*** Opening Records provided ***
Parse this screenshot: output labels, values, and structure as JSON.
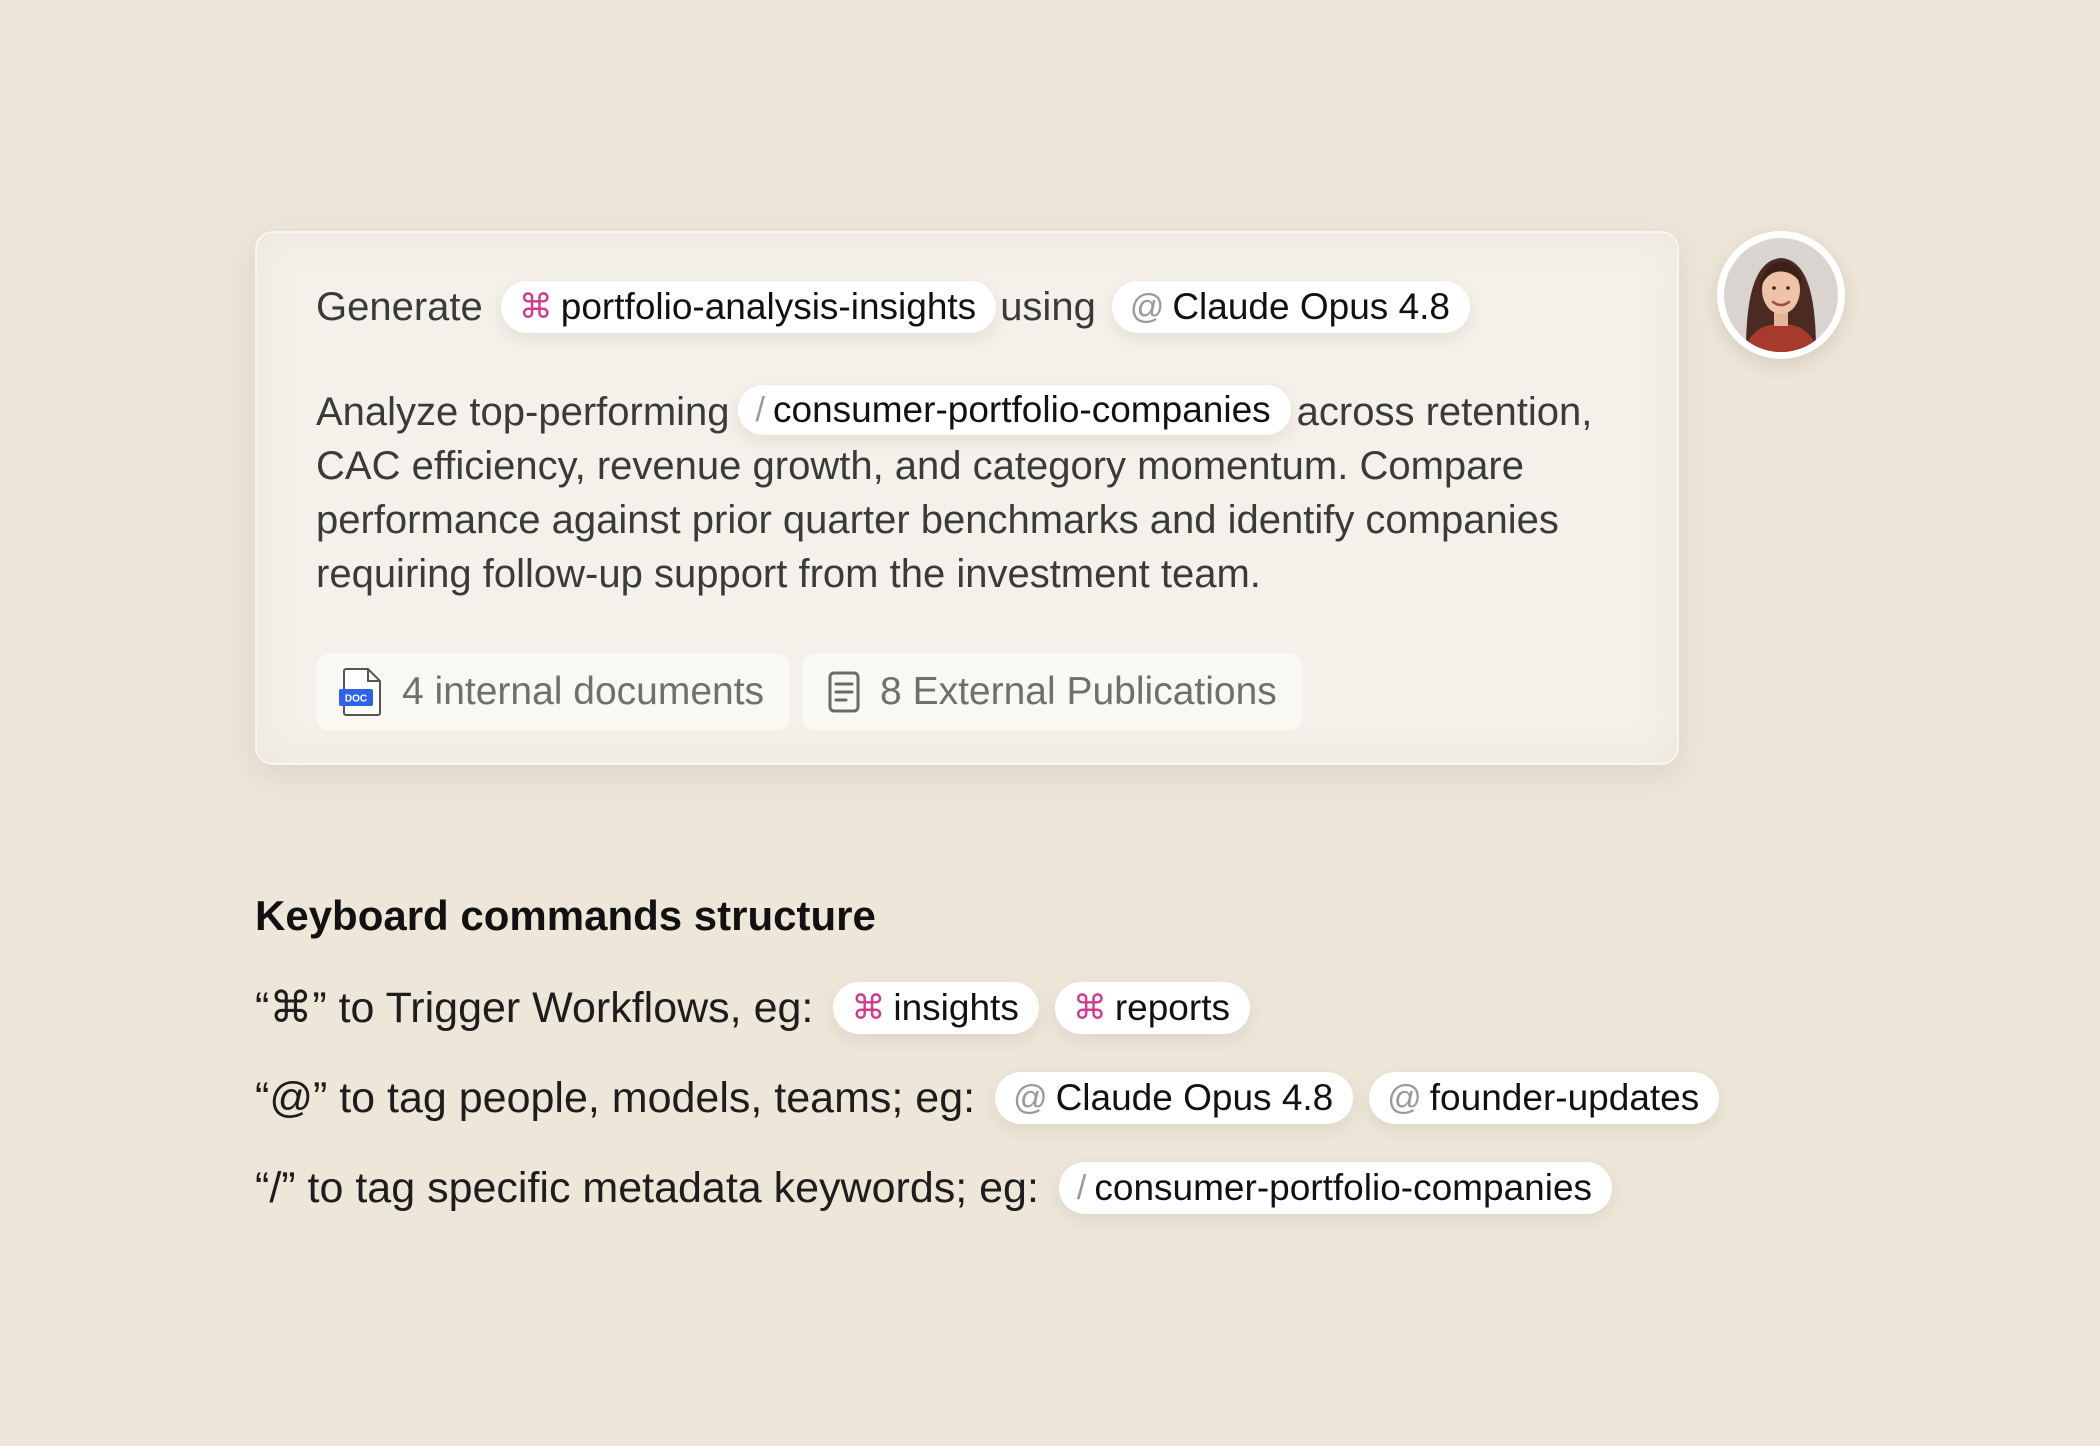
{
  "prompt": {
    "generate_label": "Generate",
    "workflow_chip": {
      "symbol": "⌘",
      "label": "portfolio-analysis-insights"
    },
    "using_label": "using",
    "model_chip": {
      "symbol": "@",
      "label": "Claude Opus 4.8"
    },
    "paragraph": {
      "before": "Analyze top-performing",
      "keyword_chip": {
        "symbol": "/",
        "label": "consumer-portfolio-companies"
      },
      "after": "across retention, CAC efficiency, revenue growth, and category momentum. Compare performance against prior quarter benchmarks and identify companies requiring follow-up support from the investment team."
    },
    "attachments": [
      {
        "icon": "doc-file-icon",
        "icon_text": "DOC",
        "label": "4 internal documents"
      },
      {
        "icon": "publication-icon",
        "label": "8 External Publications"
      }
    ]
  },
  "user": {
    "avatar": "user-avatar"
  },
  "guide": {
    "title": "Keyboard commands structure",
    "rows": [
      {
        "description": "“⌘” to Trigger Workflows, eg:",
        "chips": [
          {
            "symbol": "⌘",
            "label": "insights"
          },
          {
            "symbol": "⌘",
            "label": "reports"
          }
        ]
      },
      {
        "description": "“@” to tag people, models, teams; eg:",
        "chips": [
          {
            "symbol": "@",
            "label": "Claude Opus 4.8"
          },
          {
            "symbol": "@",
            "label": "founder-updates"
          }
        ]
      },
      {
        "description": "“/” to tag specific metadata keywords; eg:",
        "chips": [
          {
            "symbol": "/",
            "label": "consumer-portfolio-companies"
          }
        ]
      }
    ]
  },
  "colors": {
    "background": "#ede6d9",
    "card": "#f4f1ea",
    "workflow_accent": "#d23a8c",
    "doc_badge": "#2f62e6"
  }
}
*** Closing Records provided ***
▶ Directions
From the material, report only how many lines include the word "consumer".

▶ Output for this task
2